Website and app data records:

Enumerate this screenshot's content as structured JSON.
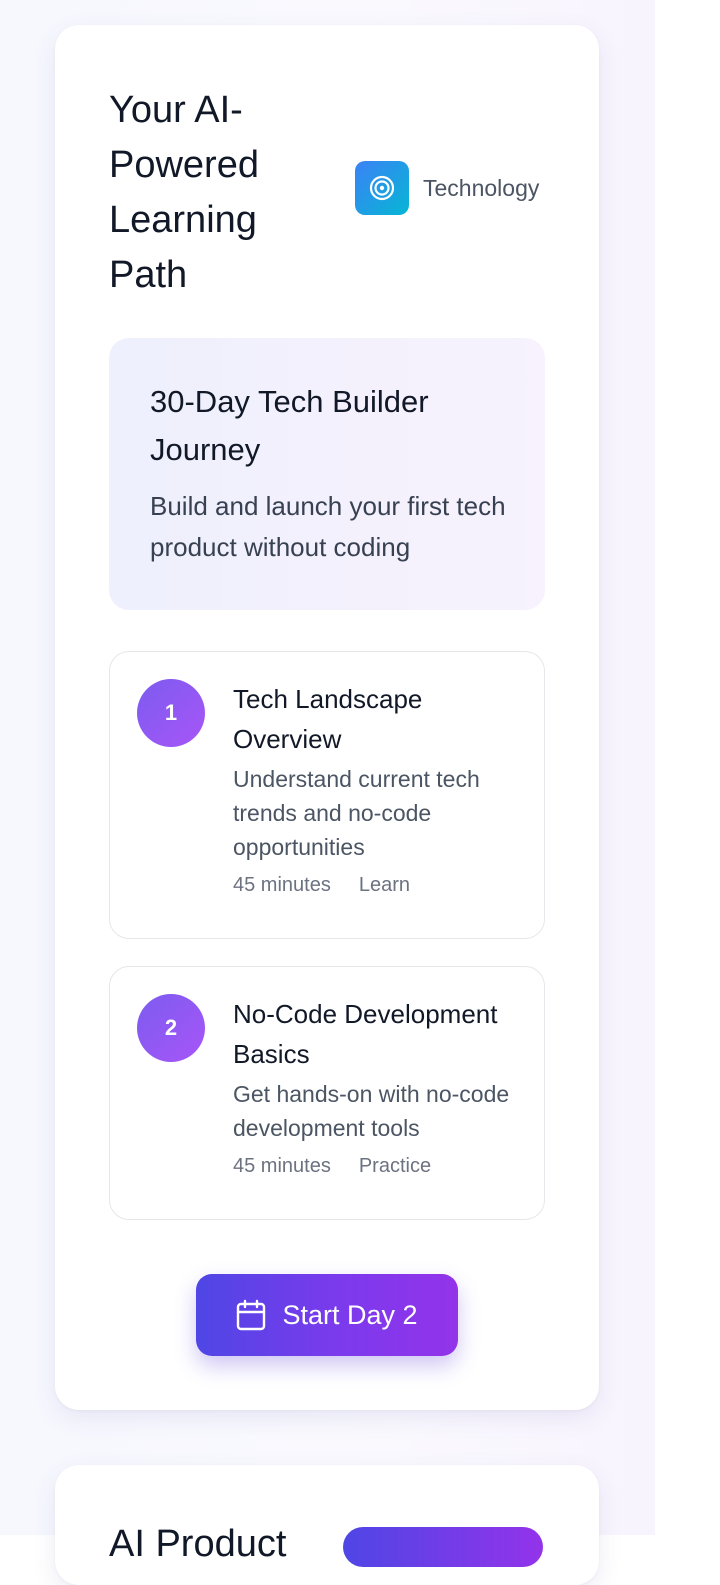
{
  "learning_path": {
    "title": "Your AI-Powered Learning Path",
    "category": {
      "icon": "target-icon",
      "label": "Technology"
    },
    "journey": {
      "title": "30-Day Tech Builder Journey",
      "description": "Build and launch your first tech product without coding"
    },
    "steps": [
      {
        "number": "1",
        "title": "Tech Landscape Overview",
        "description": "Understand current tech trends and no-code opportunities",
        "duration": "45 minutes",
        "type": "Learn"
      },
      {
        "number": "2",
        "title": "No-Code Development Basics",
        "description": "Get hands-on with no-code development tools",
        "duration": "45 minutes",
        "type": "Practice"
      }
    ],
    "cta": {
      "icon": "calendar-icon",
      "label": "Start Day 2"
    }
  },
  "next_card": {
    "title": "AI Product"
  },
  "colors": {
    "accent_start": "#4f46e5",
    "accent_end": "#9333ea",
    "category_icon_start": "#3b82f6",
    "category_icon_end": "#06b6d4"
  }
}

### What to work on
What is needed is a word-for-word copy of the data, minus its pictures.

### Completed exercise
Enumerate this screenshot's content as structured JSON.
{
  "learning_path": {
    "title": "Your AI-Powered Learning Path",
    "category": {
      "icon": "target-icon",
      "label": "Technology"
    },
    "journey": {
      "title": "30-Day Tech Builder Journey",
      "description": "Build and launch your first tech product without coding"
    },
    "steps": [
      {
        "number": "1",
        "title": "Tech Landscape Overview",
        "description": "Understand current tech trends and no-code opportunities",
        "duration": "45 minutes",
        "type": "Learn"
      },
      {
        "number": "2",
        "title": "No-Code Development Basics",
        "description": "Get hands-on with no-code development tools",
        "duration": "45 minutes",
        "type": "Practice"
      }
    ],
    "cta": {
      "icon": "calendar-icon",
      "label": "Start Day 2"
    }
  },
  "next_card": {
    "title": "AI Product"
  },
  "colors": {
    "accent_start": "#4f46e5",
    "accent_end": "#9333ea",
    "category_icon_start": "#3b82f6",
    "category_icon_end": "#06b6d4"
  }
}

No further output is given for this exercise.